(Given information)

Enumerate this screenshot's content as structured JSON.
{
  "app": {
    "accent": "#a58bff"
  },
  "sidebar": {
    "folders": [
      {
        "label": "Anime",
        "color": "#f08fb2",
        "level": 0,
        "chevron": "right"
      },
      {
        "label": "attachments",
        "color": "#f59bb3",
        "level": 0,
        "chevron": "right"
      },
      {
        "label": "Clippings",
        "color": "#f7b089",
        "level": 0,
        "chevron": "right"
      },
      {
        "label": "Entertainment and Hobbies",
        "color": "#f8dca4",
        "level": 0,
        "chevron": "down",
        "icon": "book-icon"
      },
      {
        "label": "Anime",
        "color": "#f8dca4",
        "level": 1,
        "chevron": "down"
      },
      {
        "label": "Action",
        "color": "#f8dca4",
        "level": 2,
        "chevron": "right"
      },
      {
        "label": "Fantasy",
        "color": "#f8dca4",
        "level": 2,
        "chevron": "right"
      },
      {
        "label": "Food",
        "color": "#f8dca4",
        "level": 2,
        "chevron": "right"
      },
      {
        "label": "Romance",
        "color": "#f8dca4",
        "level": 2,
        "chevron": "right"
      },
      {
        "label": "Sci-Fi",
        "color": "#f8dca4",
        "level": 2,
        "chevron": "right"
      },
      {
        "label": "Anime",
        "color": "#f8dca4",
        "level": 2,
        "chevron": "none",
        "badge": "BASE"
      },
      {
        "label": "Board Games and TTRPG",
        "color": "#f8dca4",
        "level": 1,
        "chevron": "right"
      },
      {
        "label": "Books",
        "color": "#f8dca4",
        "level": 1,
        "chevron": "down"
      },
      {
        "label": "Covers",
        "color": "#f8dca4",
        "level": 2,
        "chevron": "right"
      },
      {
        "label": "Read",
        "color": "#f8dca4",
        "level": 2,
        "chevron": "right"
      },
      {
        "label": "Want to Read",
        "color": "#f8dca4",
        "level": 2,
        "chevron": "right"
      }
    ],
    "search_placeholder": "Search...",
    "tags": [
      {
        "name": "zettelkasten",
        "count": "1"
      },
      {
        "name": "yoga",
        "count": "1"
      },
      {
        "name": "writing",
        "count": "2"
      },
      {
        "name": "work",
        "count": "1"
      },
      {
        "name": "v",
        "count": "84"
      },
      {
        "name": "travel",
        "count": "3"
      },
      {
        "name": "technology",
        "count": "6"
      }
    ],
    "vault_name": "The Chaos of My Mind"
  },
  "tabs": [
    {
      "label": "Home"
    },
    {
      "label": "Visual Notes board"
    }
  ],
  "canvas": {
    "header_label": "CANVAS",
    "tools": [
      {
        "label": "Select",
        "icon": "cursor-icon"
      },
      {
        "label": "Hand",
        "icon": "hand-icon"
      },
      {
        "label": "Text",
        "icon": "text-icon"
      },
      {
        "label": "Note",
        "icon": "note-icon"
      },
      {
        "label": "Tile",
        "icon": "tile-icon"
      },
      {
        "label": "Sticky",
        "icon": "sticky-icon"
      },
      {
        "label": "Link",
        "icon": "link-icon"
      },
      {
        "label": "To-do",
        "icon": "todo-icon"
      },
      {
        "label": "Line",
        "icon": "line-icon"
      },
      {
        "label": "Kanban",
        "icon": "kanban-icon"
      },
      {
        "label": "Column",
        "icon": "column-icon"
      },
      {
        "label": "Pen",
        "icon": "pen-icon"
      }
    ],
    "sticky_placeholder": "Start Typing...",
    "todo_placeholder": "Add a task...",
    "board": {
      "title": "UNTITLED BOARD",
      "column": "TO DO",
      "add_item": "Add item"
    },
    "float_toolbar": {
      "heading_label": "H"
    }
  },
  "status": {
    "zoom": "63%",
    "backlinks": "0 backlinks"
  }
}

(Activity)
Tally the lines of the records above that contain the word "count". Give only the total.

(Answer area)
7